Monday, August 14, 2006

A Warning for the Georgia Coast

From Sunday's AJC:

Dissolved oxygen, the breath of life for shrimp, blue crabs, oysters and fish, is declining at an alarming rate. Within 10 years, Verity, a professor at the Skidaway Institute of Oceanography, predicts there won't be enough left for the sea life we love to eat. Those creatures will be replaced by jellyfish, which don't need as much dissolved oxygen and feed on the type of organisms that grow in a polluted estuary, he says.

Verity's already witnessed change. Between 1987 and 2000, his sampling showed a 70 percent increase in jellyfish.

Verity and other scientists who have researched similar changes worldwide say they can sum up the cause in a single word: people.

As more homes, condominiums, marinas and businesses are built on the coast, pollution increases in tidal creeks and estuaries. Treated sewage discharges and storm water runoff carry fertilizers from lawns, golf courses and farms and oil and other pollutants from pavement and rooftops.

"We need to stop what we're doing now and either mitigate or reduce [the impacts] because we're going downhill in a hurry," Verity said.

Personally, I don't eat any type of shellfish or other water scavengers. But a lot of people do. This sounds like it would have both an economic impact as well as an ecological impact.


Abacquer said...

The problem is that everything is connected, although you or I might not eat shellfish or water scavengers, other animals do. (Impacts like this at the low end of the food chain tend to dramatically affect everything above for starters.) All for the want of a horseshoe nail and all that...

Button Gwinnett said...

I agree. You can't just go around messing with ecological systems.

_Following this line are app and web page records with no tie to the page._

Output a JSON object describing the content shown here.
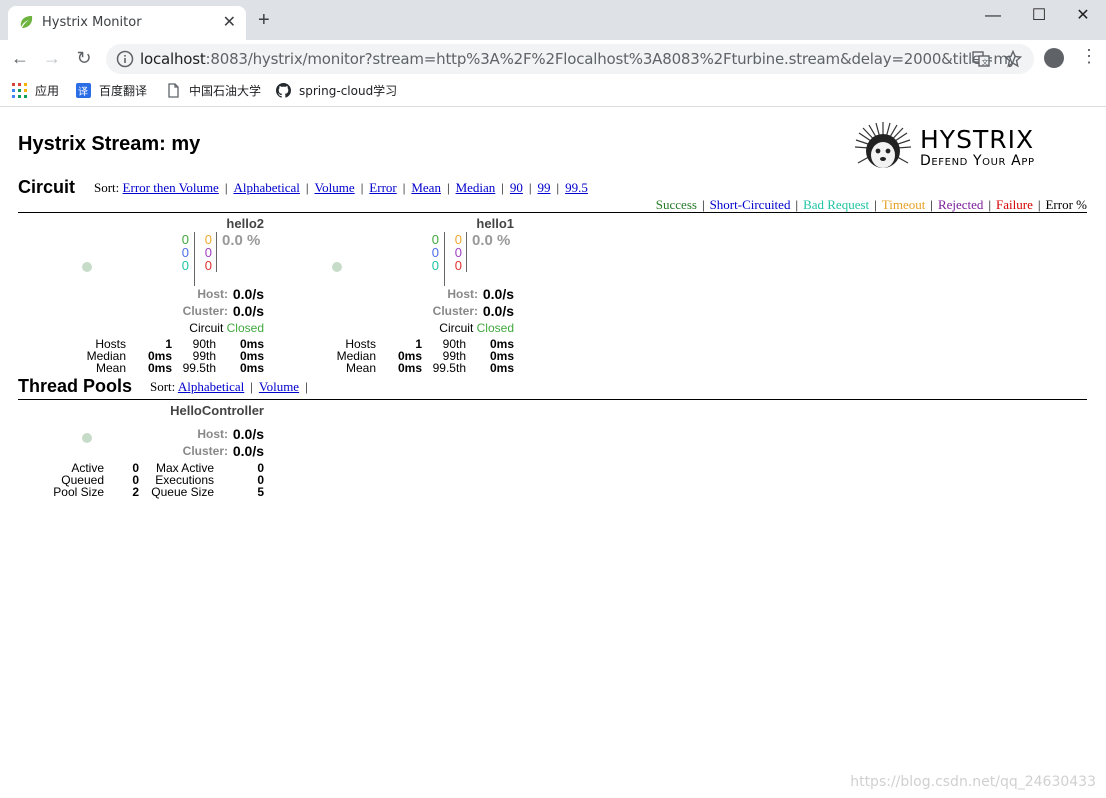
{
  "browser": {
    "tab_title": "Hystrix Monitor",
    "url_host": "localhost",
    "url_rest": ":8083/hystrix/monitor?stream=http%3A%2F%2Flocalhost%3A8083%2Fturbine.stream&delay=2000&title=my",
    "bookmarks": [
      {
        "label": "应用",
        "icon": "apps-grid-icon"
      },
      {
        "label": "百度翻译",
        "icon": "translate-icon"
      },
      {
        "label": "中国石油大学",
        "icon": "page-icon"
      },
      {
        "label": "spring-cloud学习",
        "icon": "github-icon"
      }
    ]
  },
  "page": {
    "title": "Hystrix Stream: my",
    "logo": {
      "line1": "Hystrix",
      "line2": "Defend Your App"
    },
    "circuit": {
      "heading": "Circuit",
      "sort_label": "Sort:",
      "sort_options": [
        "Error then Volume",
        "Alphabetical",
        "Volume",
        "Error",
        "Mean",
        "Median",
        "90",
        "99",
        "99.5"
      ],
      "legend": [
        {
          "label": "Success",
          "color": "#287a28"
        },
        {
          "label": "Short-Circuited",
          "color": "#0000cc"
        },
        {
          "label": "Bad Request",
          "color": "#20c4a4"
        },
        {
          "label": "Timeout",
          "color": "#e6a024"
        },
        {
          "label": "Rejected",
          "color": "#7c1e9a"
        },
        {
          "label": "Failure",
          "color": "#d40000"
        },
        {
          "label": "Error %",
          "color": "#000000"
        }
      ],
      "monitors": [
        {
          "name": "hello2",
          "counts_left": [
            "0",
            "0",
            "0"
          ],
          "counts_right": [
            "0",
            "0",
            "0"
          ],
          "error_pct": "0.0 %",
          "host_label": "Host:",
          "host_rate": "0.0/s",
          "cluster_label": "Cluster:",
          "cluster_rate": "0.0/s",
          "circuit_label": "Circuit",
          "circuit_status": "Closed",
          "stats": {
            "hosts_label": "Hosts",
            "hosts": "1",
            "p90_label": "90th",
            "p90": "0ms",
            "median_label": "Median",
            "median": "0ms",
            "p99_label": "99th",
            "p99": "0ms",
            "mean_label": "Mean",
            "mean": "0ms",
            "p995_label": "99.5th",
            "p995": "0ms"
          }
        },
        {
          "name": "hello1",
          "counts_left": [
            "0",
            "0",
            "0"
          ],
          "counts_right": [
            "0",
            "0",
            "0"
          ],
          "error_pct": "0.0 %",
          "host_label": "Host:",
          "host_rate": "0.0/s",
          "cluster_label": "Cluster:",
          "cluster_rate": "0.0/s",
          "circuit_label": "Circuit",
          "circuit_status": "Closed",
          "stats": {
            "hosts_label": "Hosts",
            "hosts": "1",
            "p90_label": "90th",
            "p90": "0ms",
            "median_label": "Median",
            "median": "0ms",
            "p99_label": "99th",
            "p99": "0ms",
            "mean_label": "Mean",
            "mean": "0ms",
            "p995_label": "99.5th",
            "p995": "0ms"
          }
        }
      ]
    },
    "thread_pools": {
      "heading": "Thread Pools",
      "sort_label": "Sort:",
      "sort_options": [
        "Alphabetical",
        "Volume"
      ],
      "pools": [
        {
          "name": "HelloController",
          "host_label": "Host:",
          "host_rate": "0.0/s",
          "cluster_label": "Cluster:",
          "cluster_rate": "0.0/s",
          "stats": {
            "active_label": "Active",
            "active": "0",
            "max_active_label": "Max Active",
            "max_active": "0",
            "queued_label": "Queued",
            "queued": "0",
            "executions_label": "Executions",
            "executions": "0",
            "pool_size_label": "Pool Size",
            "pool_size": "2",
            "queue_size_label": "Queue Size",
            "queue_size": "5"
          }
        }
      ]
    },
    "watermark": "https://blog.csdn.net/qq_24630433"
  },
  "colors": {
    "count_green": "#41a83e",
    "count_blue": "#4e6ee8",
    "count_teal": "#20c4a4",
    "count_orange": "#f0a830",
    "count_purple": "#a040c0",
    "count_red": "#e03030"
  }
}
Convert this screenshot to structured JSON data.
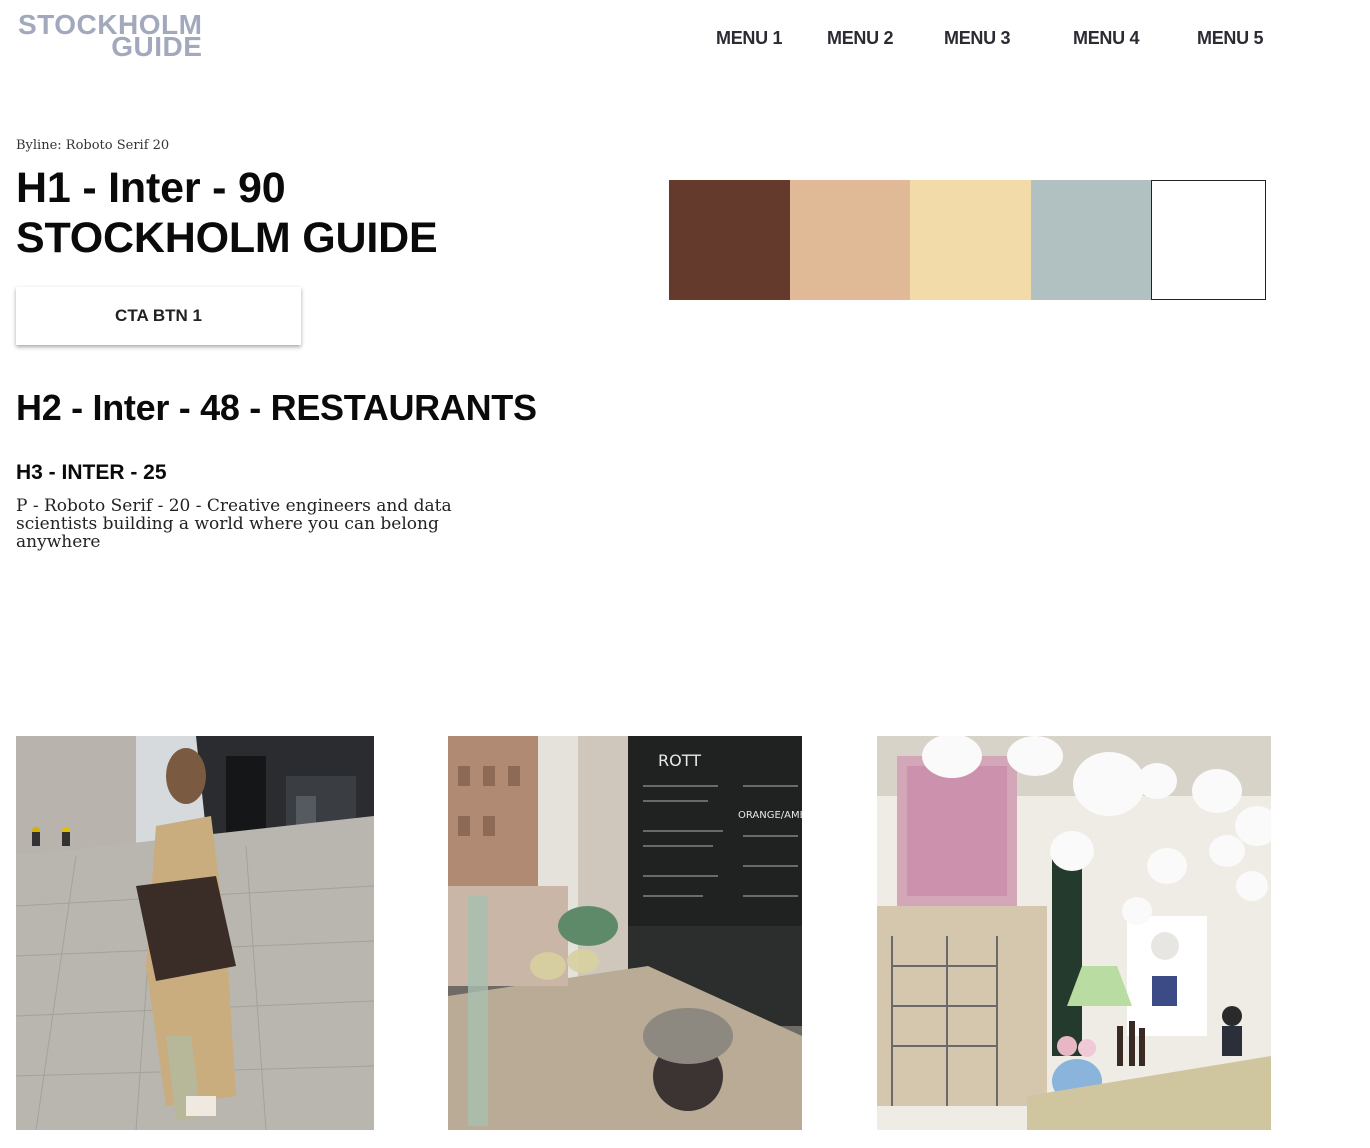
{
  "logo": {
    "line1": "STOCKHOLM",
    "line2": "GUIDE"
  },
  "nav": [
    "MENU 1",
    "MENU 2",
    "MENU 3",
    "MENU 4",
    "MENU 5"
  ],
  "hero": {
    "byline": "Byline: Roboto Serif 20",
    "h1_line1": "H1 - Inter - 90",
    "h1_line2": "STOCKHOLM GUIDE",
    "cta_label": "CTA BTN 1"
  },
  "content": {
    "h2": "H2 - Inter - 48 - RESTAURANTS",
    "h3": "H3 - INTER - 25",
    "paragraph": "P - Roboto Serif - 20 - Creative engineers and data scientists building a world where you can belong anywhere"
  },
  "palette": [
    "#643a2d",
    "#e0b996",
    "#f2dba8",
    "#b1c1c2",
    "#ffffff"
  ],
  "photos": [
    {
      "icon": "woman-street-photo"
    },
    {
      "icon": "wine-window-photo"
    },
    {
      "icon": "restaurant-lanterns-photo"
    }
  ],
  "photo_text": {
    "chalkboard": "ROTT",
    "orange": "ORANGE/AMBER"
  }
}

BTW, nice book review on "An Inconvenient Truth." I'll put that on my "to read" list. I would also recommend Discovery Channel's special with Tom Brokaw, "Global Warming: What You Need to Know."